A recent study found that standing on one leg for 10 seconds was independently associated with survival and that those unable to perform this test had double the usual risk of premature death. This relationship is an association and not causal – meaning, the test cannot predict when someone will die. It does, however, highlight the importance of monitoring and maintaining balance as we age. Good balance later in life can lower fall risk and help maintain independence, mobility, functional abilities, and overall quality of life.
According to Corey Rovzar, an expert in balance a postdoctoral fellow at the Stanford Prevention Research Center in the School of Medicine, balance is often overlooked in most people’s exercise regimes and is not regularly included in routine health checks for middle-aged and older adults. This study highlights the importance of monitoring and maintaining balance as you age since balance tends to decline most rapidly beginning in your 60s – and this decline can lead to faulty biomechanics and/or falls. The good news is that you can improve your balance through training!
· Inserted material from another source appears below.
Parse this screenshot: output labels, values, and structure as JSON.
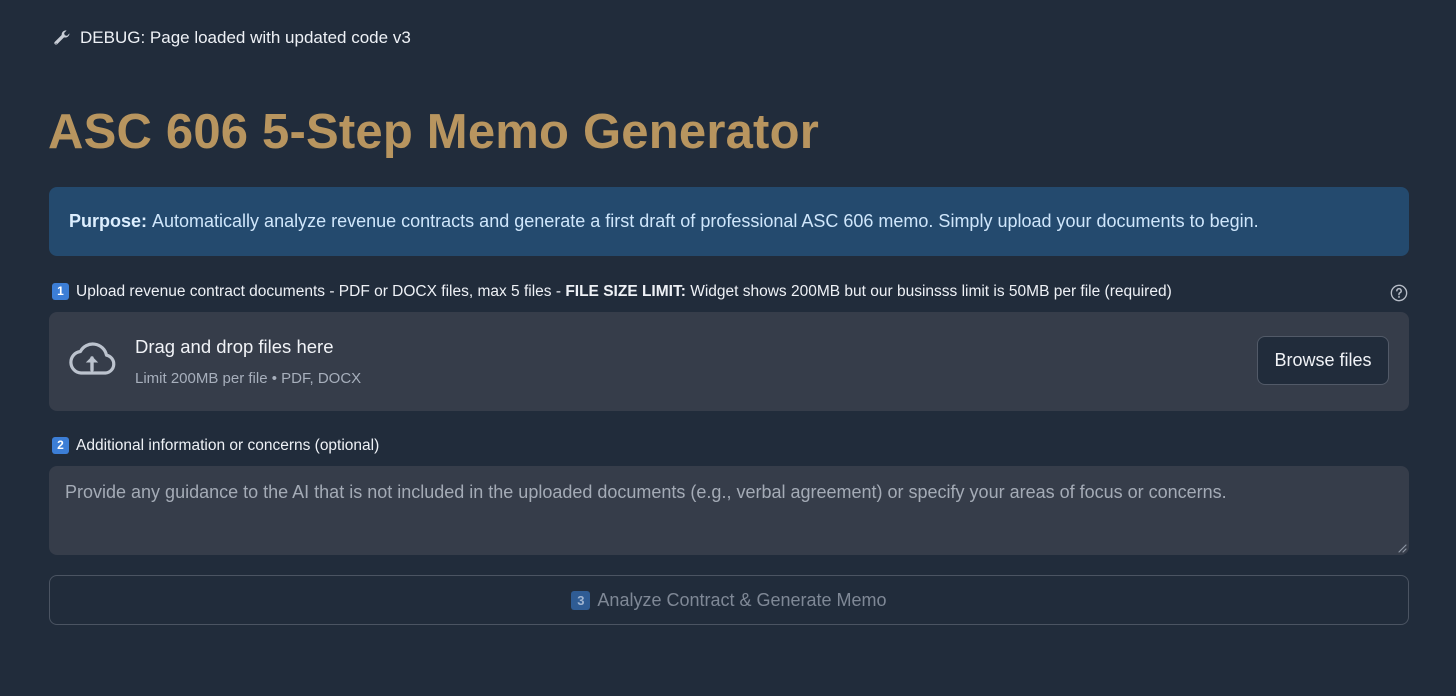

This could be as simple as standing on one leg while you brush your teeth, performing single-leg exercises, or engaging in activities such as tai chi and yoga. Strength training is also important, especially for the lower body, because stronger muscles allow you to have greater stability as you move and to move at an ideal speed. The key to any exercise program is consistency – find something that you enjoy and stick with it!